"You can't just say ‘now is now and forget the past thirteen years,'" lead defense counsel Richard Kammen told Dartt. "The fact that these guys (current prosecutors) are third in line doesn't change the equation."

"You're not gonna argue me out of my ruling," said Dartt.

Though jurors won't hear them, McDaniel's allegations have become part of the record, citable as grounds for appeal should Camm be convicted a third time.

Faith told WAVE 3 News prosecutors first believed the sweatshirt belonged to Camm. He said the state police crime lab was unable to match fibers found on it to carpeting in Camm's house. Former lab technician Dan Letich told jurors Friday afternoon that he found "similarities" between the shirt fibers, and carpet cuttings he collected after prosecutors requested a retesting prior to Camm's second trial.

"But they didn't have you go to Charles Boney's house or (Boney's girlfriend) Mala Mattingly's house did they?" defense counsel Stacy Uliana said. "So your testimony in the second trial was not completely accurate."

"That's right," Letich said.

Posey County Sheriff Greg Oeth was a state police crime scene investigator thirteen years ago. He was tasked with checking Camm's pickup truck for trace evidence.  Oeth told jurors he found no signs of blood inside it, and that tests came back negative when he checked several spots on its exterior.

Philip Lockhart told jurors that found Camm leaning against the truck's tailgate, after his uncle, Nelson Lockhart, summoned family to the crime scene.

"(He) Camm fell to the ground and let out a loud scream," Lockhart said, choking back tears. "He was laying down in a fetal position."

Lockhart is Camm's first cousin, the son of Camm's uncle Sam Lockhart. Erik Minzenberger is a distant cousin, married to Philip's sister. Both men testified that they were among those with Camm at Georgetown Community Church the night of the murders. 

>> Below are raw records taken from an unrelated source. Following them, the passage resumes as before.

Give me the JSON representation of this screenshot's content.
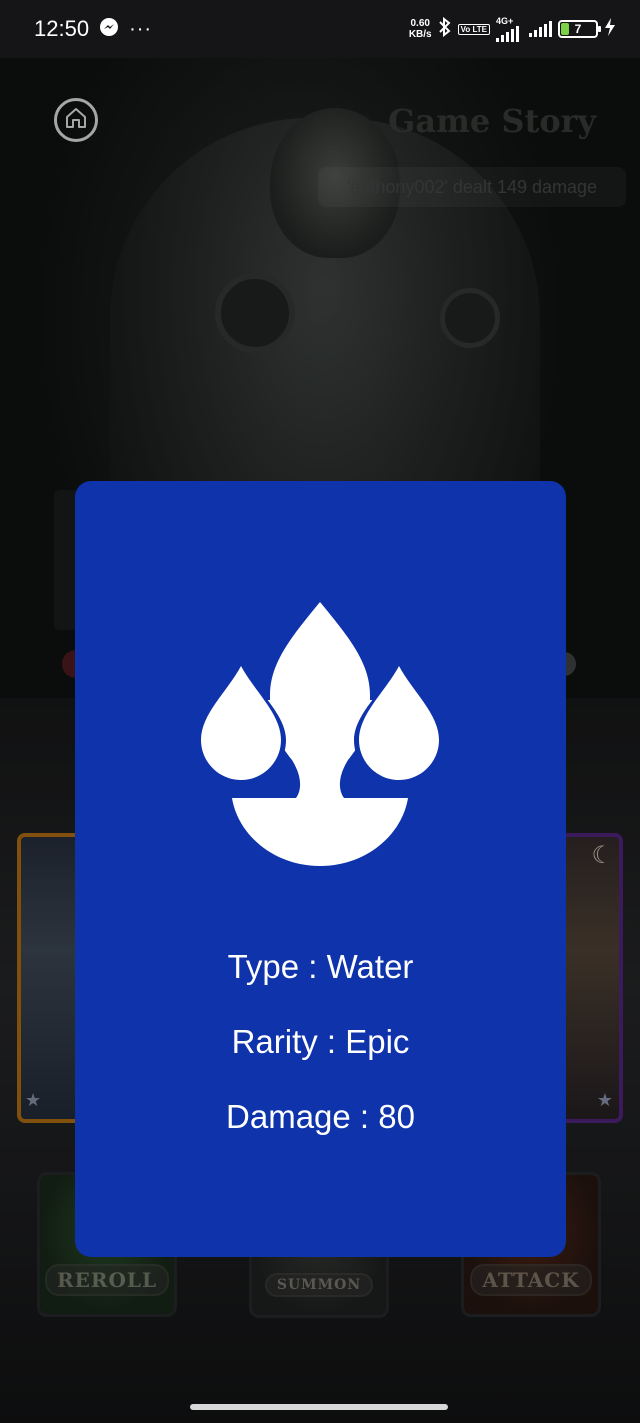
{
  "status_bar": {
    "time": "12:50",
    "net_speed_value": "0.60",
    "net_speed_unit": "KB/s",
    "network_label": "4G+",
    "volte_label": "Vo LTE",
    "battery_level": "7"
  },
  "header": {
    "title": "Game Story",
    "latest_log": "'anthony002' dealt 149 damage"
  },
  "actions": {
    "reroll_label": "REROLL",
    "summon_label": "SUMMON",
    "attack_label": "ATTACK"
  },
  "card_detail": {
    "element_icon": "water-drops-icon",
    "type": "Type : Water",
    "rarity": "Rarity : Epic",
    "damage": "Damage : 80",
    "background_color": "#0e33ab"
  }
}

Lockhart conceded that Camm might have been out of his sight for fifteen minutes of the 2 1/2 hours of basketball games in the church gym. Prosecutors have alleged that Camm had enough time to leave the gym, kill his family, and then return to establish his alibi.

Minzenberger admitted that he had researched blood-pattern evidence, even though he believed Camm couldn't have left the church gym without attracting attention.

"The supposed timeline then (for the killings) was after he played basketball," Minzenberger told prosecutors.

But now Lockhart and Minzenberger told jurors their support for Camm is unwavering. 

"My wife and I, we've been called liars," Minzenberger said. "I wish there was a camera in the gym that could show he's here, and validate what we're saying."

The trial is in recess until Tuesday, October 8.

Copyright 2013 WAVE 3 News. All rights reserved.